Book Image

Dynamic System Reliability

By : Liudong Xing, Gregory Levitin, Chaonan Wang
Book Image

Dynamic System Reliability

By: Liudong Xing, Gregory Levitin, Chaonan Wang

Overview of this book

This book focuses on hot issues of dynamic system reliability, systematically introducing the reliability modeling and analysis methods for systems with imperfect fault coverage, systems with function dependence, systems subject to deterministic or probabilistic common-cause failures, systems subject to deterministic or probabilistic competing failures, and dynamic standby sparing systems. It presents recent developments of such extensions involving reliability modeling theory, reliability evaluation methods, and features numerous case studies based on real-world examples. The presented dynamic reliability theory can enable a more accurate representation of actual complex system behavior, thus more effectively guiding the reliable design of real-world critical systems. The book begins by describing the evolution from the traditional static reliability theory to the dynamic system reliability theory and provides a detailed investigation of dynamic and dependent behaviors in subsequent chapters. Although written for those with a background in basic probability theory and stochastic processes, the book includes a chapter reviewing the fundamentals that readers need to know in order to understand the contents of other chapters that cover advanced topics in reliability theory and case studies.
Table of Contents (14 chapters)
Free Chapter
1 Introduction
End User License Agreement

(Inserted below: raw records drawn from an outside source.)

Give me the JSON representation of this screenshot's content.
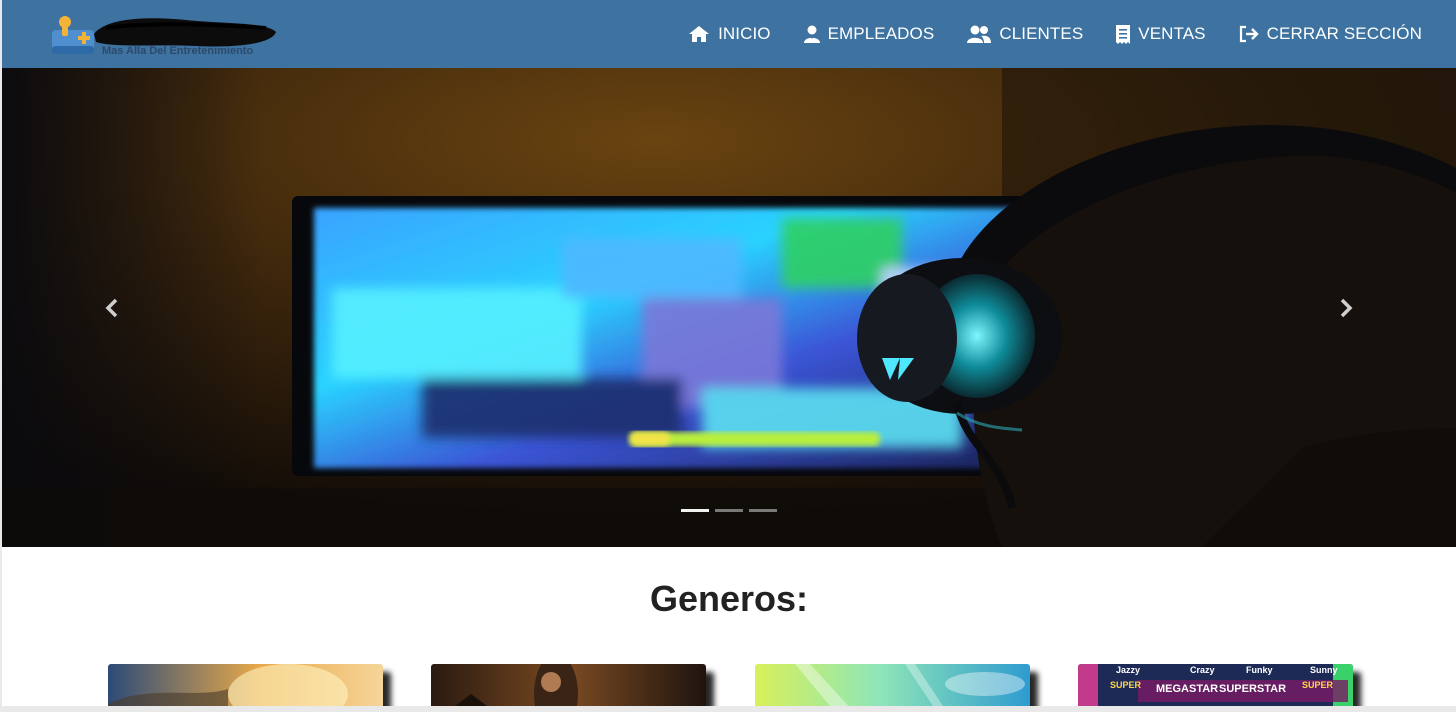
{
  "brand": {
    "tagline": "Mas Alla Del Entretenimiento",
    "logo_icon": "gamepad-joystick-icon"
  },
  "nav": {
    "items": [
      {
        "label": "INICIO",
        "icon": "home-icon"
      },
      {
        "label": "EMPLEADOS",
        "icon": "user-icon"
      },
      {
        "label": "CLIENTES",
        "icon": "users-icon"
      },
      {
        "label": "VENTAS",
        "icon": "receipt-icon"
      },
      {
        "label": "CERRAR SECCIÓN",
        "icon": "sign-out-icon"
      }
    ]
  },
  "carousel": {
    "prev_icon": "chevron-left-icon",
    "next_icon": "chevron-right-icon",
    "indicators": 3,
    "active_index": 0
  },
  "genres": {
    "title": "Generos:",
    "cards": [
      {
        "name": "genre-card-1"
      },
      {
        "name": "genre-card-2"
      },
      {
        "name": "genre-card-3"
      },
      {
        "name": "genre-card-4",
        "labels": [
          "Jazzy",
          "Crazy",
          "Funky",
          "Sunny",
          "SUPER",
          "MEGASTAR",
          "SUPERSTAR",
          "SUPER"
        ]
      }
    ]
  },
  "colors": {
    "navbar": "#3e72a0",
    "nav_text": "#ffffff",
    "title_text": "#222222"
  }
}
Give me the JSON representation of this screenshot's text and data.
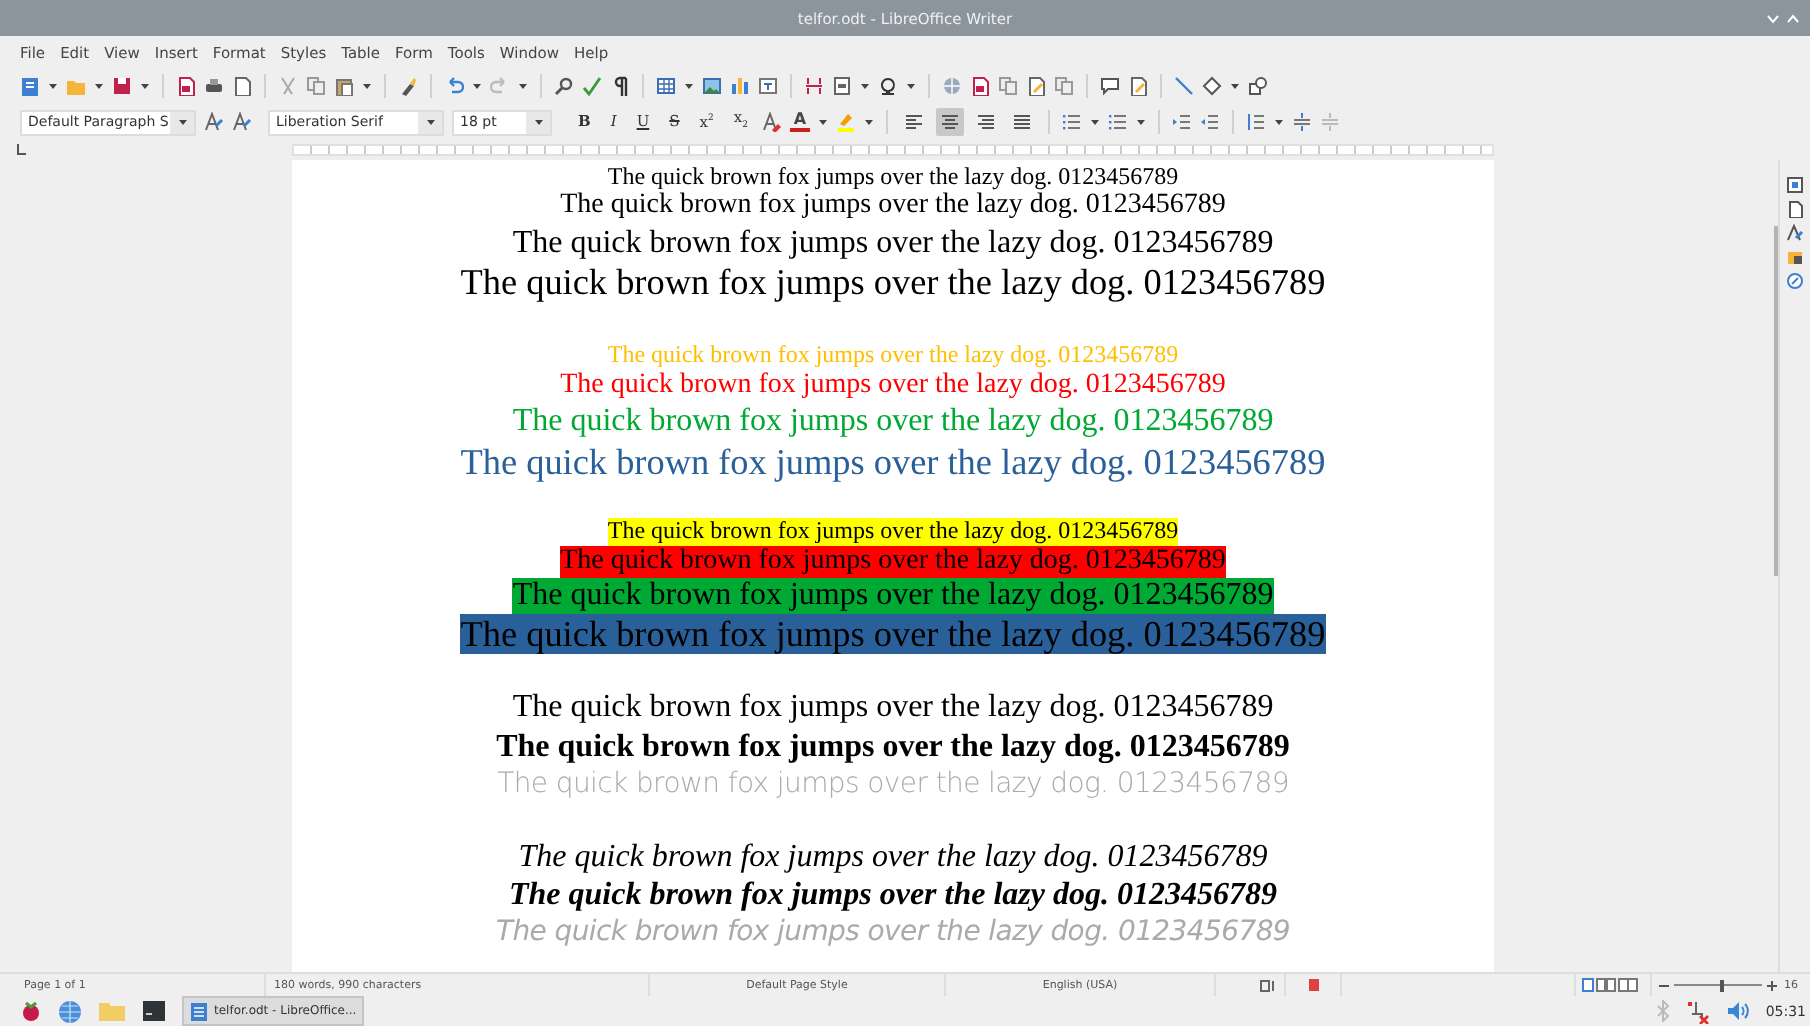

2.1 Basic Probability Concepts

Random experiment is an experiment with its outcome being unknown ahead of time but all of its possible individual outcomes being known [1]. The set of all possible outcomes of a random experiment constitutes its sample space, denoted by Ω. Each individual outcome in the sample space is referred to as a sample point.

A subset of a sample space associated with a random experiment is defined as an event that occurs if the experiment is performed and the outcome observed is in the subset defining the event. There are two special events: a certain event (sample space itself Ω) that occurs with probability ONE (1) and an impossible event (empty set ∅) that occurs with probability ZERO (0). Because events are sets, the operations in the set theory like complement, union, and intersection can be applied to generate new events.

If two events A and B do not share any common sample points, i.e. A ∩ B = ∅, then A and B...